Please use this identifier to cite or link to this item: http://cmuir.cmu.ac.th/jspui/handle/6653943832/60890
Title: Photocatalytic inactivation of diarrheal viruses by visible-light-catalytic titanium dioxide
Authors: Xiaojie Sang
Tung Gia Phan
Shinichi Sugihara
Fumihiro Yagyu
Shoko Okitsu
Niwat Maneekarn
W. E G Müller
Hiroshi Ushijima
Keywords: Biochemistry, Genetics and Molecular Biology
Issue Date: 30-Aug-2007
Abstract: Titanium dioxide (TiO2) that had been irradiated with visible light (VL) was demonstrated to inactivate rotavirus, astrovirus, and feline calicivirus (FCV). The virus titers were dramatically reduced after exposure for 24 hrs to the VL-catalytic TiO2. The addition of bovine serum albumin could protect the virus against inactivation by VL-catalytic TiO2 in a dose-dependent manner. This finding implied that the VL-catalytic TiO2 products might somehow interact initially with the viral proteins in the process of virus inactivation. Moreover, we showed partial degradation of the rotaviral dsRNA genome. This was more prominent when the virus was exposed to the VL-catalytic TiO2 treatment for at least 2 days. An attempt was made to elucidate the mechanism underlying the inactivation of the viruses.
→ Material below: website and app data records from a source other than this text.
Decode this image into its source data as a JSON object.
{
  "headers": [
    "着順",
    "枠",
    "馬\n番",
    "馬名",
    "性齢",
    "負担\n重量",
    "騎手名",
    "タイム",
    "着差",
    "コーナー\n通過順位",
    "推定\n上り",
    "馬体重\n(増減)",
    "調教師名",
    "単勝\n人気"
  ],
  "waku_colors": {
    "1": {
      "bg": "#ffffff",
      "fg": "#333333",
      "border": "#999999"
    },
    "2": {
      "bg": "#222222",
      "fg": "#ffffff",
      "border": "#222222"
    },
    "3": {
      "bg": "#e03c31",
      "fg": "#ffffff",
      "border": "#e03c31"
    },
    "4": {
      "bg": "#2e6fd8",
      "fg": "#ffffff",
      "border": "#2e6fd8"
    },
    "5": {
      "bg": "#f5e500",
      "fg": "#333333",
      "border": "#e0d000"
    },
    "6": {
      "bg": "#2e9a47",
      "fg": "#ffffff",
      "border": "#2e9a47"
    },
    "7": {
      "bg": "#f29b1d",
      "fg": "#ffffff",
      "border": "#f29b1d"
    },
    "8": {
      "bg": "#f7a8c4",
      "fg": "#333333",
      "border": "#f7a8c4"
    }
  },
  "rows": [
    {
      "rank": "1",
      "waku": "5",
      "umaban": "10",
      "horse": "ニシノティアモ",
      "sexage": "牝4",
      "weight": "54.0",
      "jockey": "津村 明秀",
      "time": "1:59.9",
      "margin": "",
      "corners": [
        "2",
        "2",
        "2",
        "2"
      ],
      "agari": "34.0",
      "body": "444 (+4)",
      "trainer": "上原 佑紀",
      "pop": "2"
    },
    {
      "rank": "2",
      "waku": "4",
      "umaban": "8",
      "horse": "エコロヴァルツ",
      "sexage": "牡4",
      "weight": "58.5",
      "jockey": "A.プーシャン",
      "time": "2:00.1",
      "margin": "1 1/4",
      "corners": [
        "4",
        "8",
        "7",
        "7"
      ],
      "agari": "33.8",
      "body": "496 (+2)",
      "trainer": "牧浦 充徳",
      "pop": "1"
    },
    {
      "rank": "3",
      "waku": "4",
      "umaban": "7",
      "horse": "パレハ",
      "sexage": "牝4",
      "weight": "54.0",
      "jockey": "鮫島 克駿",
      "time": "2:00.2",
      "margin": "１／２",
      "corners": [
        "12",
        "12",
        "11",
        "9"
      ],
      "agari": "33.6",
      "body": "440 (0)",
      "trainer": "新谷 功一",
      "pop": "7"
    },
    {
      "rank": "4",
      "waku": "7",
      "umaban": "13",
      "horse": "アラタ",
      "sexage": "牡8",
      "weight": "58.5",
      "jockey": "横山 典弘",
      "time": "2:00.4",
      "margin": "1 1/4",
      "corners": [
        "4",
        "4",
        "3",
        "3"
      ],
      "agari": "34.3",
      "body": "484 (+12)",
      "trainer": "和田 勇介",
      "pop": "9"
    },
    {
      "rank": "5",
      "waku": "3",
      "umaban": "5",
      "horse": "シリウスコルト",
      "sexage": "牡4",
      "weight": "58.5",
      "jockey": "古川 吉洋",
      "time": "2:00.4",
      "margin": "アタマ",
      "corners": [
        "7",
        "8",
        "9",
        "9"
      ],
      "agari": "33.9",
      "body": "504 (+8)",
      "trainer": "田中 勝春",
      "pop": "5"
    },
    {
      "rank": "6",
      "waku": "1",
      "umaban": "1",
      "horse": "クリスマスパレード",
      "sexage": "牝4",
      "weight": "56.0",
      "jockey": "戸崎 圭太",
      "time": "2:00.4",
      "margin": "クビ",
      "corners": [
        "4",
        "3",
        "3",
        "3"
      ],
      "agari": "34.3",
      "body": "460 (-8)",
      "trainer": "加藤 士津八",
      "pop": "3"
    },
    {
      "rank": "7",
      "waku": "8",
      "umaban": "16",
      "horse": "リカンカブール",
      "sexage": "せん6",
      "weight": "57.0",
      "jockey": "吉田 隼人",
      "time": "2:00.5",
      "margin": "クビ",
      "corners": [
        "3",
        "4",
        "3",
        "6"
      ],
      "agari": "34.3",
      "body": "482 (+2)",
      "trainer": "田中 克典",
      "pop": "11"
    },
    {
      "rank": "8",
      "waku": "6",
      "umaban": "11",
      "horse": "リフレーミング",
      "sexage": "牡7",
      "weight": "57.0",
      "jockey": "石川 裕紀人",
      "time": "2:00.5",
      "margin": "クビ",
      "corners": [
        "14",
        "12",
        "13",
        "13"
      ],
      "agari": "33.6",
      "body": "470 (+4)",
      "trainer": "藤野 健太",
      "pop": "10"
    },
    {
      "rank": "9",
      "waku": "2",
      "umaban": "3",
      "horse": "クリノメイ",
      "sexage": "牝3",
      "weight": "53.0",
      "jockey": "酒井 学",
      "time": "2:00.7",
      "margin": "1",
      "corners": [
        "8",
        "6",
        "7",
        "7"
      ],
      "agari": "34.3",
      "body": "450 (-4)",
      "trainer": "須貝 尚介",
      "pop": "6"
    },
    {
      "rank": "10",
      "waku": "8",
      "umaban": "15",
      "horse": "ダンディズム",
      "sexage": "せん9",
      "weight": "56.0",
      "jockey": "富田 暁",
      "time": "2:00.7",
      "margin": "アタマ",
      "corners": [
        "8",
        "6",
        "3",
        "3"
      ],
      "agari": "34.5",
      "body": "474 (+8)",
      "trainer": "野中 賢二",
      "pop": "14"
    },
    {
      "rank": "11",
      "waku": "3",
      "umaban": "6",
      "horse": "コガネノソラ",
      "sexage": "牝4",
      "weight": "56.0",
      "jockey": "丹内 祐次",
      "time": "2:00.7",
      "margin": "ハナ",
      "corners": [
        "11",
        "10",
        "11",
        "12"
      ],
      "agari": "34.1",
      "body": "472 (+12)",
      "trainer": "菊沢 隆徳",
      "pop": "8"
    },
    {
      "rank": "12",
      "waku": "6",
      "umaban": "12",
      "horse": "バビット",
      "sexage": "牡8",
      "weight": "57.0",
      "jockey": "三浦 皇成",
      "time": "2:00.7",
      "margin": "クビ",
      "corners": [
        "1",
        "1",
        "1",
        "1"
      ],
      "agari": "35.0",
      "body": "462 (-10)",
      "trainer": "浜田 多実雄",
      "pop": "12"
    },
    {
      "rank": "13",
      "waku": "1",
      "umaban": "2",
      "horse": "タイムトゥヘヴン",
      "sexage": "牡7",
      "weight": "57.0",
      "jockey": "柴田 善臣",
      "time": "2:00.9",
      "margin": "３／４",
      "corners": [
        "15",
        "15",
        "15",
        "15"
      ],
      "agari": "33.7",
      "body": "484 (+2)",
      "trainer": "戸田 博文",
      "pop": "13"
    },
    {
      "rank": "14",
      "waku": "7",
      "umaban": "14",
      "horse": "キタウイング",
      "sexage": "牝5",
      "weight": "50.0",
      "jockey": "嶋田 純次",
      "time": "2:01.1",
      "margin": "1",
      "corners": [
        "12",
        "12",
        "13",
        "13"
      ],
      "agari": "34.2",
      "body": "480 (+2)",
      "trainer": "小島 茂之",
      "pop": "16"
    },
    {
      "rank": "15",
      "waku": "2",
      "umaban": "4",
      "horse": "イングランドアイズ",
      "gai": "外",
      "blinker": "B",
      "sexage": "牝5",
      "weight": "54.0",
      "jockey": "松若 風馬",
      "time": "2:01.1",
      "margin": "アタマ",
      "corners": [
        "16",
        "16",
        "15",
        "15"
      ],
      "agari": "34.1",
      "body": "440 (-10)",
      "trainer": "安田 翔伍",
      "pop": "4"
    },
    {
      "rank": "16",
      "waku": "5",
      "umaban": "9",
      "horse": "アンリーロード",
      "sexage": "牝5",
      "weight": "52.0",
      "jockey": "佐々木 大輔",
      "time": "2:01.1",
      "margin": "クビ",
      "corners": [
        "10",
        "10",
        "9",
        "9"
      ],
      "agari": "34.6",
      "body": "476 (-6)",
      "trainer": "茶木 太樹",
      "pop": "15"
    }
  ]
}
It was found that upon activation of TiO2 with VL by using a white fluorescent lamp, the reactive oxygen species such as superoxide anions (O2) and hydroxyl radicals (·OH) were generated in a significant amount after stimulation for 8, 16, and 24 hrs. We therefore assume that virus inactivation by VL-catalytic TiO2 might occur through the generation of O2 and ·OH followed by damage to the viral protein and genome. This is the first report, to the best of our knowledge, demonstrating the inactivation of rotavirus, astrovirus and FCV by the presence of TiO2 film under VL as well as describing its mechanism.
URI: https://www.scopus.com/inward/record.uri?partnerID=HzOxMe3b&scp=34548183283&origin=inward
http://cmuir.cmu.ac.th/jspui/handle/6653943832/60890
ISSN: 14336510
Appears in Collections:CMUL: Journal Articles

Files in This Item:
There are no files associated with this item.


Items in CMUIR are protected by copyright, with all rights reserved, unless otherwise indicated.